A hurricane of enormous proportions just passed through our area.
Hurricane Irma threatened to hit the Tampa Bay area directly as a dangerous and deadly Category 4. The Tampa Bay are doesn’t get hit very often by hurricanes. This is because the city faces the Gulf to the west, and the prevailing east-to-west trade winds at this latitude make it uncommon for a storm to make a direct hit on the west coast of Florida from the Gulf. We haven’t had a major hurricane hit us since 1946, when a Category 1 ‘cane made a direct hit here.
All of this made for a very stressful and unpredictable week. We were simultaneously trying prepare for total destruction of our homes and community while trying to work as normal. We were stressed, tired, and emotionally drained. For an entire week, we struggled with our stomachs in knots, not knowing what to expect come Sunday.
Many folks on our team fled the area, flying and driving and getting as far as possible. Others stayed behind, boarding up windows and doors at their homes. We gave folks the option to work or not, knowing that everyone deals with fear and uncertainty differently. Some of us welcomed the respite that comes with doing work we love; others were singularly focused on preparing our families and homes for the storm. As a group, we decided to offer our office, a literal concrete fortress, as shelter to employees and their friends and family. We provided shelter to 26 humans, 8 dogs, 11 cats, 2 guinea pigs and a rabbit. This was not a selfless or generous act; this was very much because we also needed the shelter for our own loved ones. We couldn’t turn anyone away.
We were prepared for the worst. Everyone who came brought coolers with the contents of their refrigerators. Jugs of water. Flashlights and lanterns and airbeds. We had kennels and cribs and card games. We were ready. As the winds started whipping and rain battering, we all took turns taking the dogs out as often as possible before the storm got so strong they’d finally be stuck inside until it passed. We heated up food and mixed drinks and lived as one big weird family for almost 24 hours. The office was strong, almost silent inside as the storm intensified throughout the night. We watched the trees whipping out our front doors, but otherwise there was very little indication that the weather outside was anything but pleasant. It was an eery ignorance that put as at ease. In the morning, we awoke to sunny skies, and our power still on. We’d ridden through the entire storm with WIFI and cold AC which, it turns out, was an anomaly for our area. Almost everyone had lost power throughout the night. We wandered out to assess damage at our homes, packed up our belongings, and put the office back together.

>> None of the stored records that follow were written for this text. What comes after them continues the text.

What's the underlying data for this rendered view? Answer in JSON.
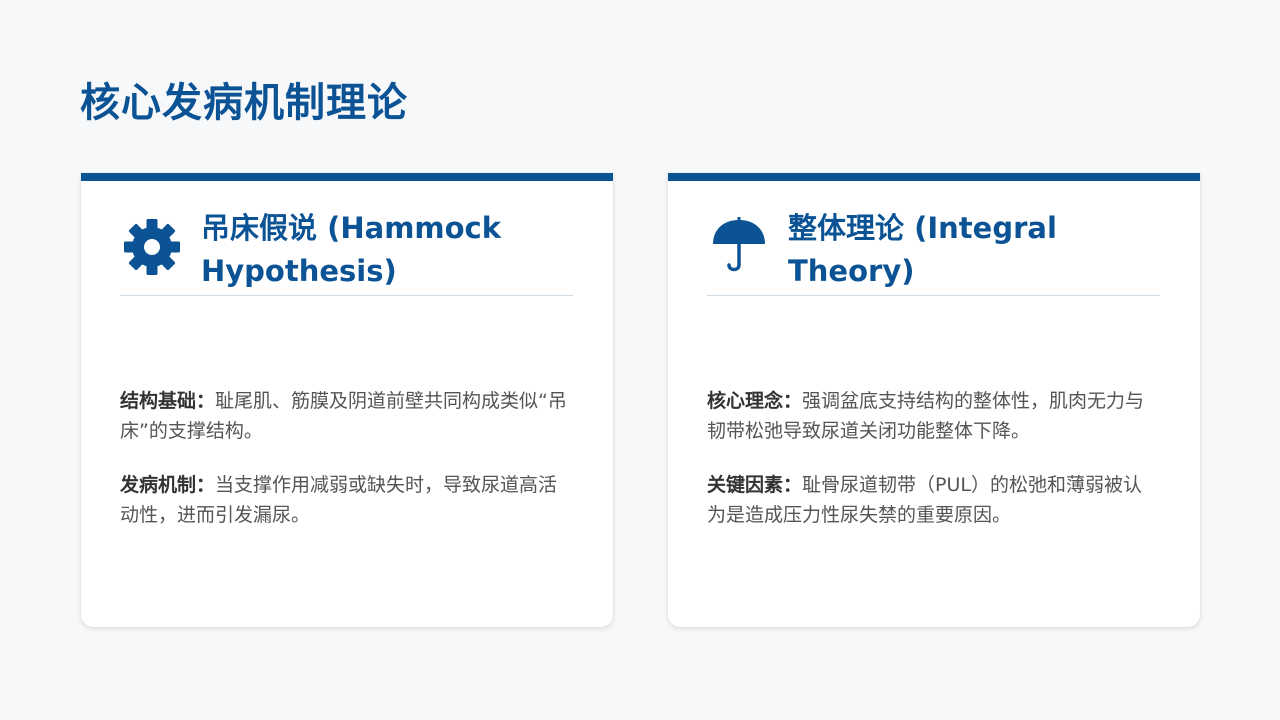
{
  "page": {
    "title": "核心发病机制理论"
  },
  "cards": [
    {
      "title": "吊床假说 (Hammock Hypothesis)",
      "icon": "gear-icon",
      "paragraphs": [
        {
          "label": "结构基础：",
          "text": "耻尾肌、筋膜及阴道前壁共同构成类似“吊床”的支撑结构。"
        },
        {
          "label": "发病机制：",
          "text": "当支撑作用减弱或缺失时，导致尿道高活动性，进而引发漏尿。"
        }
      ]
    },
    {
      "title": "整体理论 (Integral Theory)",
      "icon": "umbrella-icon",
      "paragraphs": [
        {
          "label": "核心理念：",
          "text": "强调盆底支持结构的整体性，肌肉无力与韧带松弛导致尿道关闭功能整体下降。"
        },
        {
          "label": "关键因素：",
          "text": "耻骨尿道韧带（PUL）的松弛和薄弱被认为是造成压力性尿失禁的重要原因。"
        }
      ]
    }
  ],
  "colors": {
    "accent": "#0b5394",
    "background": "#f7f8fa",
    "card": "#ffffff",
    "divider": "#cfdbe6",
    "label_text": "#333333",
    "body_text": "#555555"
  }
}
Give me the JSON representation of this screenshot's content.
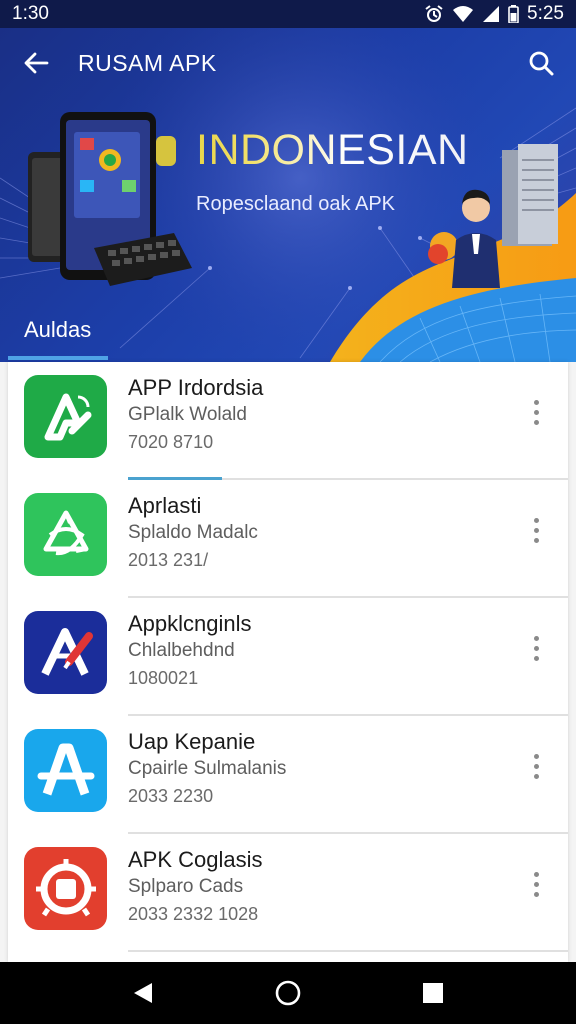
{
  "status_bar": {
    "time_left": "1:30",
    "time_right": "5:25"
  },
  "appbar": {
    "title": "RUSAM APK"
  },
  "banner": {
    "title": "INDONESIAN",
    "subtitle": "Ropesclaand oak APK"
  },
  "tab": {
    "label": "Auldas"
  },
  "apps": [
    {
      "name": "APP Irdordsia",
      "developer": "GPlalk Wolald",
      "meta": "7020 8710",
      "icon": "green-arrow-logo-icon",
      "color": "#1faa47"
    },
    {
      "name": "Aprlasti",
      "developer": "Splaldo Madalc",
      "meta": "2013 231/",
      "icon": "green-recycle-logo-icon",
      "color": "#2fc45c"
    },
    {
      "name": "Appklcnginls",
      "developer": "Chlalbehdnd",
      "meta": "1080021",
      "icon": "blue-pen-logo-icon",
      "color": "#1b2d9a"
    },
    {
      "name": "Uap Kepanie",
      "developer": "Cpairle Sulmalanis",
      "meta": "2033 2230",
      "icon": "cyan-a-logo-icon",
      "color": "#19a7ec"
    },
    {
      "name": "APK Coglasis",
      "developer": "Splparo Cads",
      "meta": "2033 2332 1028",
      "icon": "red-badge-logo-icon",
      "color": "#e23f2e"
    }
  ]
}
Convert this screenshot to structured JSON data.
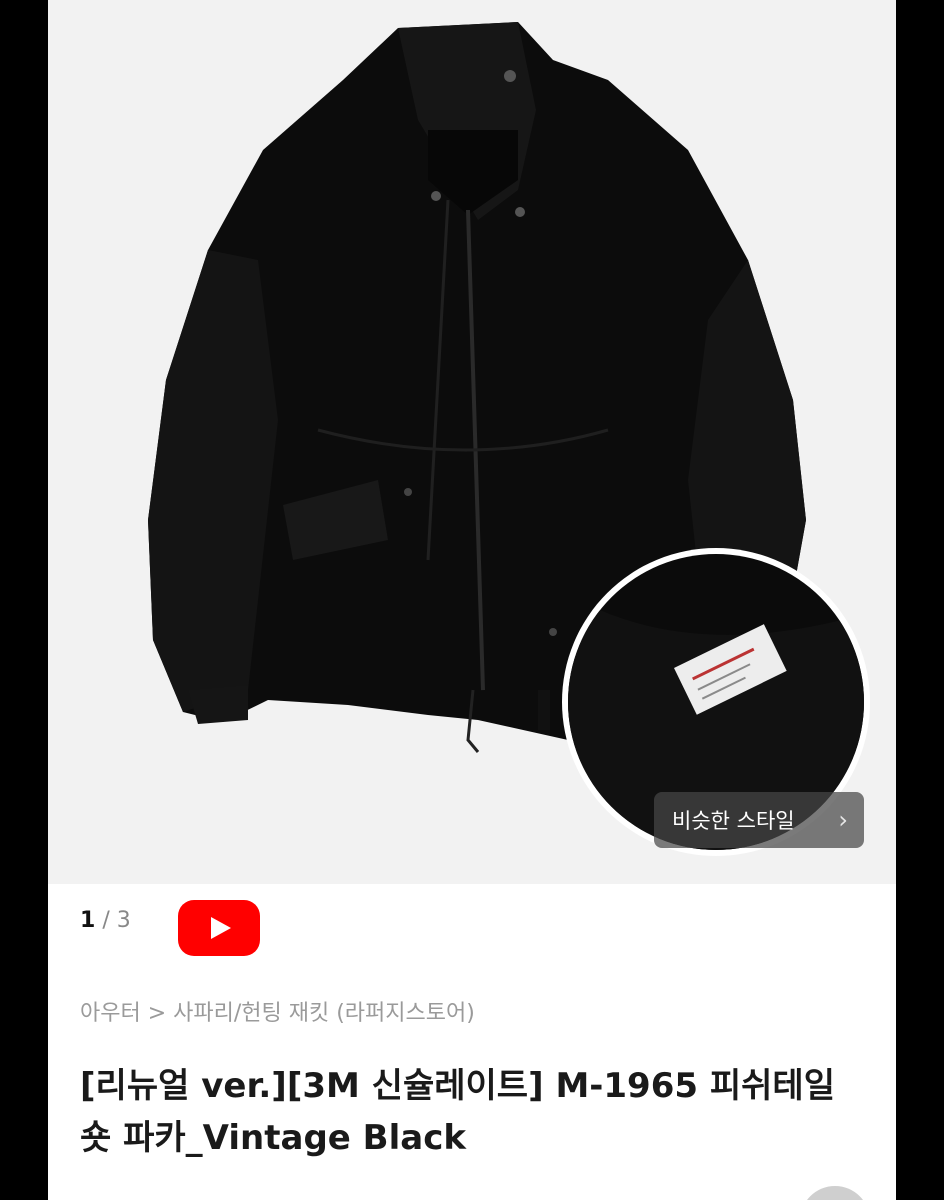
{
  "gallery": {
    "current_page": "1",
    "separator": "/",
    "total_pages": "3",
    "similar_style_label": "비슷한 스타일",
    "chevron_glyph": "›"
  },
  "video_button": {
    "icon": "youtube-play-icon",
    "color": "#ff0000"
  },
  "breadcrumb": {
    "path": "아우터 > 사파리/헌팅 재킷 (라퍼지스토어)"
  },
  "product": {
    "title": "[리뉴얼 ver.][3M 신슐레이트] M-1965 피쉬테일 숏 파카_Vintage Black"
  },
  "colors": {
    "hero_background": "#f2f2f2",
    "accent_red": "#ff0000"
  }
}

Today, you can hardly tell that we had a storm shelter here. We’ve got a few refugees who needed power, WIFI and AC to get some work done using extra desks. We’ve got half of our staff here working, with the rest making their way back to the area or cleaning up the damage at their homes. We let them decide when they’re ready. We’ve had a lot of people reaching out to say how wonderful it is that we’ve offered so much to our employees and the community throughout this time, and while I appreciate the kind words, I don’t know that there was another option. Compassion, empathy, patience, and sharing resources — especially in times of crisis and uncertainty — those are just the nature of humanity. Of being people-first. Of doing the right thing. I’ve seen the very best in people throughout the past few days, in restaurant owners offering the last of their food and alcohol, or free coffee. In neighbors helping each other remove trees and yard debris from their yards. In small businesses offering charging stations and clean water. In humans sharing their scarce resources and spaces with others. This is what we do, when we need to do it. I hope a little bit of this come-togetherness sticks around for a while.